For those who don’t know, Charlotte Digges (“Lottie”) Moon, born on December 12, 1840, was a Baptist missionary to China from July of 1873 until December of 1912, Read More
When I was growing up, Christmas day always began (well, after plundering a roomful of Santa loot) with a traditional Southern breakfast: grits, eggs, my granddaddy’s perfectly seasoned pork sausage, country ham with red-eye gravy, homemade biscuits, usually with fruitcake, ambrosia, and sometimes drinking custard added in.
Nowadays, unless we have friends drop by, there are just two of us here on Christmas morning: Our children and grandchildren live three states away; my parents and siblings are four hours away. And one of us is a church musician with a command performance at Christmas Day Mass. We rarely have the luxury of time and leisure for a breakfast like that.
And, to be completely honest, the last thing I want to do on Christmas morning is stand in the kitchen monitoring a grits pot, hot oven, and panful of sausage patties. Read More
The dessert in the Christmas dinner that was shared in my last column was a lovely, old-fashioned thing called wine jelly. It’s not jelly as in a spread for toast, but jelly as in the stuff invalids are often fed when they’ve been off a solid diet.
It was once a classic old holiday treat that was actually rare and special, a fact we can’t really appreciate today, since sweet, flavored gelatin has lost a lot of its luster, thanks in large part to that stuff we feed convalescents. It’s a shame, really, because it’s a lovely, light dessert that adds sparkle—both literally and figuratively—to a holiday meal, and deserves to be popular again. Read More
Coconut cake is a traditional Christmas cake in the part of Carolina where I grew up, and both my grandmother’s made it, using basically the same recipe. But my maternal grandmother, known to us as “MaMa” (we pronounced it Maw-Maw) had a special touch that no one else could match.
Hers was one the most extraordinarily moist cakes I’ve ever had. The great secret for its moistness is also the reason it tasted more intensely of coconut than any other. Read More
As the last of the Thanksgiving leftovers disappear from our refrigerators and pantries, it suddenly seems that what’s left of the year is hurtling away as if it has been greased by turkey fat. Not only is the daylight rapidly dwindling to what has been called “the crowning of the year,” we’re ushering in our biggest—and longest—season of feasting.
Unfortunately, for all too many, it’s also the most frantic. People who never entertain suddenly start knocking themselves out to do so—dusting off the dining table, digging out holiday china, polishing Grandma’s silver. Folks who never bake and cook will actually open cookbooks, pore over cooking magazines, and tie on aprons they’ve not worn since last December. Read More
This year, I’m not doing my usual planning and precooking for Thanksgiving dinner, which has not been easy. For the first time in years my house isn’t fragrant with turkey broth and roasting pecans and my refrigerator isn’t crammed with more food than will fit into it.

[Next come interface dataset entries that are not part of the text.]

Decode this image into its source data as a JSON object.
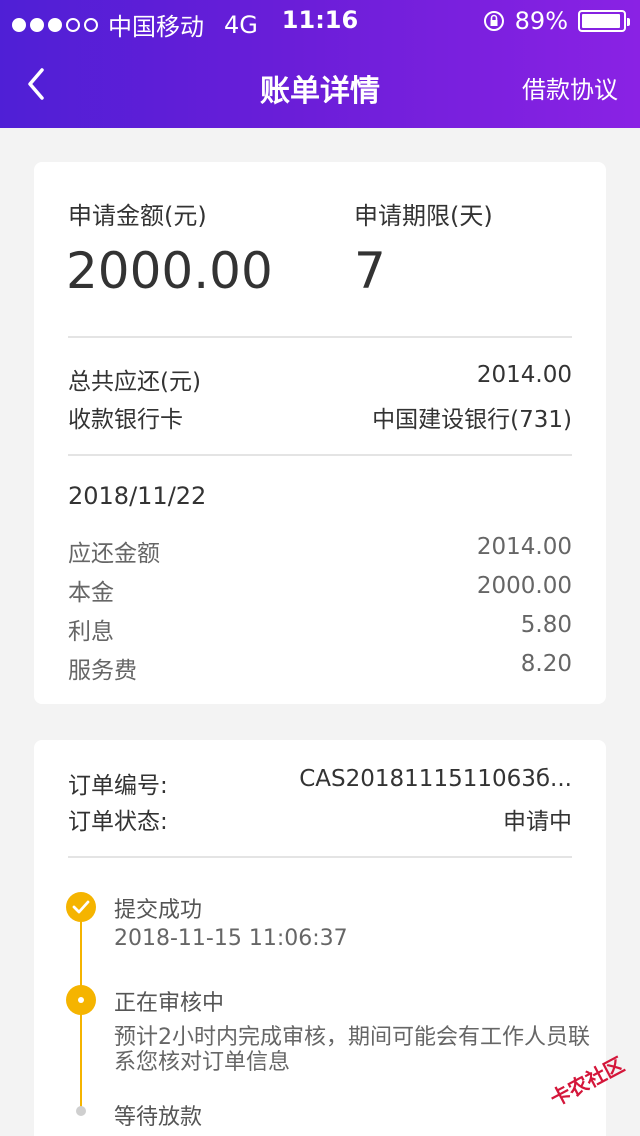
{
  "status_bar": {
    "carrier": "中国移动",
    "network": "4G",
    "time": "11:16",
    "battery": "89%"
  },
  "nav": {
    "title": "账单详情",
    "agreement_label": "借款协议"
  },
  "loan": {
    "amount_label": "申请金额(元)",
    "amount_value": "2000.00",
    "term_label": "申请期限(天)",
    "term_value": "7",
    "total_repay_label": "总共应还(元)",
    "total_repay_value": "2014.00",
    "bank_card_label": "收款银行卡",
    "bank_card_value": "中国建设银行(731)",
    "due_date": "2018/11/22",
    "breakdown": [
      {
        "label": "应还金额",
        "value": "2014.00"
      },
      {
        "label": "本金",
        "value": "2000.00"
      },
      {
        "label": "利息",
        "value": "5.80"
      },
      {
        "label": "服务费",
        "value": "8.20"
      }
    ]
  },
  "order": {
    "number_label": "订单编号:",
    "number_value": "CAS2018111511063б...",
    "status_label": "订单状态:",
    "status_value": "申请中",
    "timeline": [
      {
        "title": "提交成功",
        "detail": "2018-11-15 11:06:37"
      },
      {
        "title": "正在审核中",
        "detail_line1": "预计2小时内完成审核，期间可能会有工作人员联",
        "detail_line2": "系您核对订单信息"
      },
      {
        "title": "等待放款"
      }
    ]
  },
  "watermark": {
    "text": "卡农社区"
  },
  "colors": {
    "header_gradient_start": "#4f1fd6",
    "header_gradient_end": "#8a22e4",
    "timeline_accent": "#f5b400",
    "background": "#f3f3f3"
  }
}
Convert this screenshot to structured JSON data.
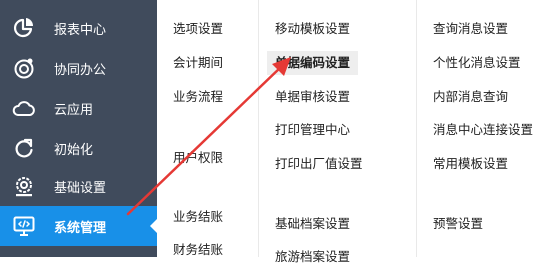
{
  "sidebar": {
    "items": [
      {
        "label": "报表中心",
        "icon": "pie-chart-icon"
      },
      {
        "label": "协同办公",
        "icon": "target-icon"
      },
      {
        "label": "云应用",
        "icon": "cloud-icon"
      },
      {
        "label": "初始化",
        "icon": "refresh-icon"
      },
      {
        "label": "基础设置",
        "icon": "settings-cog-icon"
      },
      {
        "label": "系统管理",
        "icon": "code-monitor-icon"
      }
    ],
    "active_index": 5
  },
  "menu": {
    "col1": {
      "items": [
        "选项设置",
        "会计期间",
        "业务流程",
        "用户权限",
        "业务结账",
        "财务结账"
      ]
    },
    "col2": {
      "items": [
        "移动模板设置",
        "单据编码设置",
        "单据审核设置",
        "打印管理中心",
        "打印出厂值设置",
        "基础档案设置",
        "旅游档案设置"
      ]
    },
    "col3": {
      "items": [
        "查询消息设置",
        "个性化消息设置",
        "内部消息查询",
        "消息中心连接设置",
        "常用模板设置",
        "预警设置"
      ]
    },
    "highlighted": "单据编码设置"
  },
  "colors": {
    "sidebar_bg": "#404b5c",
    "active_bg": "#1890e8",
    "annotation_arrow": "#e53935"
  }
}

My father turns ninety on Thanksgiving Day, so Tim and I are heading up to my parents’ house to be with them. I’ll be cooking, but it will be my mother’s way and there will be a lot of things that I usually do that won’t be on the table this year.
Never mind. Read More
Nostalgia does odd things to us, at times when we’re least expecting it. Last week, while ambling down an aisle at the market, minding my own business and looking for something completely different, nostalgia, in the form of a large can of wild-caught “Traditional Style” salmon, jumped right off the shelf and accosted me.
“Traditional” means it was packed whole, skin, bones, and all. And standing there looking at that neat stack of pink-labeled cans, what my mind’s eye saw was a gray-striped pink cylinder of fish standing tall in a chipped and grazed creamware bowl of my grandmother’s. Suddenly, she was right there beside me, murmuring excitedly, “They’re on sale! Let’s get some!” Read More